by Michael Rikley-Lancaster
In 1825, 20-year-old James Rosamond and his 15-year-old brother Edward arrived in Canada from Faraugh, Ireland. The brothers had bolted after being caught up in a sectarian riot. Young Edward had shot his attacker, who later died. Soon after landing, Edward left for the United States where prosecution was much less likely. He settled in Tennessee, and his son Charles fought for the Confederacy during the American Civil War, commanding a gun battery.

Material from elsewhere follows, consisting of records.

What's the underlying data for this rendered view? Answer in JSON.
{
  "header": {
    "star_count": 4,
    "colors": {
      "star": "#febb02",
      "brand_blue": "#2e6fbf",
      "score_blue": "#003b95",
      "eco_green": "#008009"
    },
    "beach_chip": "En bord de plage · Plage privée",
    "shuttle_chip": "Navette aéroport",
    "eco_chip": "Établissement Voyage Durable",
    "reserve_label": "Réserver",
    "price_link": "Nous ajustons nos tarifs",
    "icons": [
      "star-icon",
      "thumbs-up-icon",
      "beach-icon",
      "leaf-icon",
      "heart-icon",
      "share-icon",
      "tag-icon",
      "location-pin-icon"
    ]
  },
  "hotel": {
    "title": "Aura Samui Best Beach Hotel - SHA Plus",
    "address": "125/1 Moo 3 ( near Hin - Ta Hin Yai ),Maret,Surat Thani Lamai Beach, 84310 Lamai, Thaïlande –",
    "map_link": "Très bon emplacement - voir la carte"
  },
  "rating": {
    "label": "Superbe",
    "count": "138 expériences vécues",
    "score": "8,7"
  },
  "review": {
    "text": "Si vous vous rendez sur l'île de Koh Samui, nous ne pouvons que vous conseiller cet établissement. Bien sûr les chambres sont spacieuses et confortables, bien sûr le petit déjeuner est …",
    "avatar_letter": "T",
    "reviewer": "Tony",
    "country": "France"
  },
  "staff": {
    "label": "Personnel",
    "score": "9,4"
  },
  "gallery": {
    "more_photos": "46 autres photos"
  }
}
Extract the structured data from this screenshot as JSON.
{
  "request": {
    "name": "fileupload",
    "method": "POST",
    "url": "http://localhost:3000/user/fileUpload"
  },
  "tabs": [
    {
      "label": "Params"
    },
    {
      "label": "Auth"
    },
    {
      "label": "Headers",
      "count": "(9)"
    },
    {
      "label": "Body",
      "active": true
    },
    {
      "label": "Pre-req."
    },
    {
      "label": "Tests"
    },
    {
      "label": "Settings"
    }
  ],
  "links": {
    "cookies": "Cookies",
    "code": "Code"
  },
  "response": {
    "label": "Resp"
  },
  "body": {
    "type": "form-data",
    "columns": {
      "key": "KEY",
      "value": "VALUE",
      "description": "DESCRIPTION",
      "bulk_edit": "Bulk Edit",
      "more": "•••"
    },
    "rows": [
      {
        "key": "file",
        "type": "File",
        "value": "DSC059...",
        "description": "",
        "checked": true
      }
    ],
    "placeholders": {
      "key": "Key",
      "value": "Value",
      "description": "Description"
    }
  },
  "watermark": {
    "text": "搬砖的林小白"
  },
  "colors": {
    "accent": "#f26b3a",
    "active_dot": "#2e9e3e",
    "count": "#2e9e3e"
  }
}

Meanwhile, James finally settled in Carleton Place. It was there in 1846 that he established his first mill on the Mississippi River. He was soon drawn to the wealth of water power in Almonte, and in 1857 readers of the Carleton Place Herald were informed of the opening of the new Victoria Woolen Mill. Success followed success, and by 1866 James handed most of the business to his sons Bennett and William. Their partnership with some of the country’s heaviest commercial hitters led to the establishment of one of Canada’s largest woolen mills.
The families must have remained close, because upon the opening of the huge Rosamond No. 1 Woolen Mill in 1867, the Rosamond’s received a gift. It was a massive bell cast from one of Cousin Charles’ cannons. It was produced in Philadelphia in the shape of the Liberty Bell and carried the inscription, “From the Rosamond’s of Memphis Tenn. to the Rosamond’s of Almonte.” From atop the tall bell tower, the bell signaled all the important occasions throughout the Mill’s day. It is said that it began to ring at 5:45 a.m. and rang every 15 minutes until work began at 7 a.m. It then rang to signal breaks, lunch hour, and the end of the workday.
In 1901, the bell was recast by Menely & Co. West Troy New York, likely because of a crack. The current inscription reads, “Rosamond Woolen Co. 1901, recast from a bell made for B&W Rosamond and Co., 1867.” The bell can be seen in the Mississippi Valley Textile Museum’s permanent exhibition, “Fabric of a Small Town.” Come and have a look the bell that Almonte’s mill workers set their clocks and their days by.